In her book, Bombay Before Bollywood: Film City Fantasies, Rosie Thomas has dealt with films from even before 1913
Rosie Thomas first watched a Hindi film in Jaipur. “The memories of it are sort of hazy; I couldn’t understand the context of the film and merely sat through it, but the first feature film I really watched was Aandhi in London,” says the pioneer of the academic study of popular Indian cinema, at the launch last fortnight of her monograph Bombay Before Bollywood: Film City Fantasies published by Orient Blackswan. Hindi cinema had always fascinated her and when she first wrote in Screen magazine in 1985, Rosie established a lasting reputation for herself.

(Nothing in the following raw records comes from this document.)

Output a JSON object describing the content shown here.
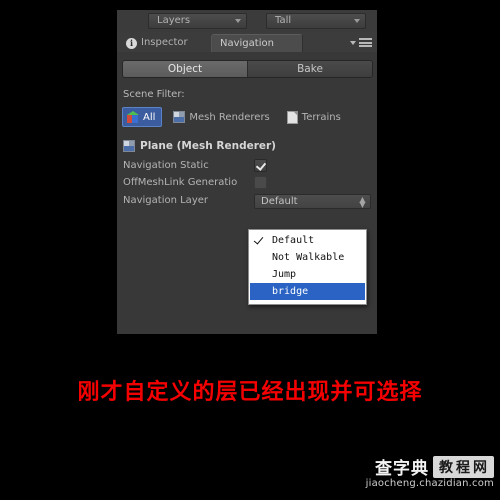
{
  "window": {
    "background": "#000000",
    "panel_bg": "#383838"
  },
  "toolbar": {
    "layers_label": "Layers",
    "tall_label": "Tall"
  },
  "tabs": {
    "inspector_label": "Inspector",
    "inspector_badge": "i",
    "navigation_label": "Navigation"
  },
  "mode_tabs": {
    "object_label": "Object",
    "bake_label": "Bake",
    "active": "Object"
  },
  "scene_filter": {
    "title": "Scene Filter:",
    "items": [
      {
        "label": "All",
        "icon": "cube-icon",
        "active": true
      },
      {
        "label": "Mesh Renderers",
        "icon": "mesh-renderer-icon",
        "active": false
      },
      {
        "label": "Terrains",
        "icon": "terrain-icon",
        "active": false
      }
    ]
  },
  "object": {
    "header": "Plane (Mesh Renderer)",
    "header_icon": "mesh-renderer-icon",
    "properties": [
      {
        "label": "Navigation Static",
        "type": "checkbox",
        "checked": true
      },
      {
        "label": "OffMeshLink Generatio",
        "type": "checkbox",
        "checked": false
      },
      {
        "label": "Navigation Layer",
        "type": "popup",
        "value": "Default"
      }
    ]
  },
  "layer_popup": {
    "options": [
      {
        "label": "Default",
        "checked": true,
        "highlighted": false
      },
      {
        "label": "Not Walkable",
        "checked": false,
        "highlighted": false
      },
      {
        "label": "Jump",
        "checked": false,
        "highlighted": false
      },
      {
        "label": "bridge",
        "checked": false,
        "highlighted": true
      }
    ],
    "highlight_color": "#2a63c4"
  },
  "caption": {
    "text": "刚才自定义的层已经出现并可选择",
    "color": "#f50000"
  },
  "watermark": {
    "brand": "查字典",
    "brand_tag": "教程网",
    "url": "jiaocheng.chazidian.com"
  }
}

She is now co-founder and co-editor of the international Sage journal BioScope: South Asian Screen Studies, a forum for new research on the history and theory of South Asian film, screen-based arts and new media screen cultures. She is also Professor of Film, Faculty of Media, Arts and Design, University of Westminster, and Director, Centre for Research and Education in Arts and Media (CREAM), and Co-director, India Media Centre, at University of Westminster.Influence of the subaltern genres
All this would never have happened but for that rebellious streak in the woman who was training as a social anthropologist at the London School of Economics. “They asked me to study pilgrimage and kinship in remote Indian villages, but I thought that was too drab and decided to study Indian cinema instead, much to their dismay,” she reminisced. The young lady did her fieldwork in the Bombay film industry in the early 1980s, picking up nuggets of information on subaltern genres of fantasy, costume and stunt films popular in the B- and C-circuits in the decades before and immediately after Independence. “The more I explored, the more I realised that these films had been completely sidelined.” In her book, Rosie has sought to bring to the fore the influence of this cinema on what she calls the big-budget masala films of the 1970s and 1980s, before Bollywood emerged full throttle.
In her book, Rosie has dealt with films from even before 1913, when Dadasaheb Phalke’s Raja Harishchandra is said to have laid the foundation of the indigenous film industry. She writes on Hiralal Sen’s Alibaba and the Forty Thieves (1903) which was apparently a filmed version of a play that was lost in a fire in Calcutta in 1917. The book talks about how earlier films were based on Arabian Nights and throws light on films such as the fantasy Gul-e-Bakavali (1924), the talkie Lal-e-Yaman (1933), the Fearless Nadia films such as Hunterwali (1935) and Hunterwali Ki Beti (1943), and the 1960s stunt films Zimbo and Khilari. It is amazing to read of the visual effects in use then; in Gul-e-Bakavali, a princess emerges from a giant flower, several characters fly through the clouds, fairies scatter flowers on earth and horses gallop at the speed of the wind!
“I have just done my part to giving these films their credit. They were sort of brushed under the carpet. When I went looking for material, I guess what helped me was that I was curious and that I was the first to do so. Also, I was a white woman asking questions and it never really seemed important to people somehow! That gave me access to a lot of information,” she said.
Rosie has also worked as an independent documentary television producer, running her own company, Hindi Picture, in the 1980s and 1990s. Throughout the 1990s, Rosie made programmes for UK’s Channel 4 television on a range of subjects from health to South Asian politics, arts and culture. To her credit are current affairs investigations for Dispatches, two series of the innovative discussion programme On the Other Hand with Shekhar Kapur, and documentaries on subjects ranging from self-harming in From Despair to Where, to the dark side of Bollywood stardom in To Hell and Back.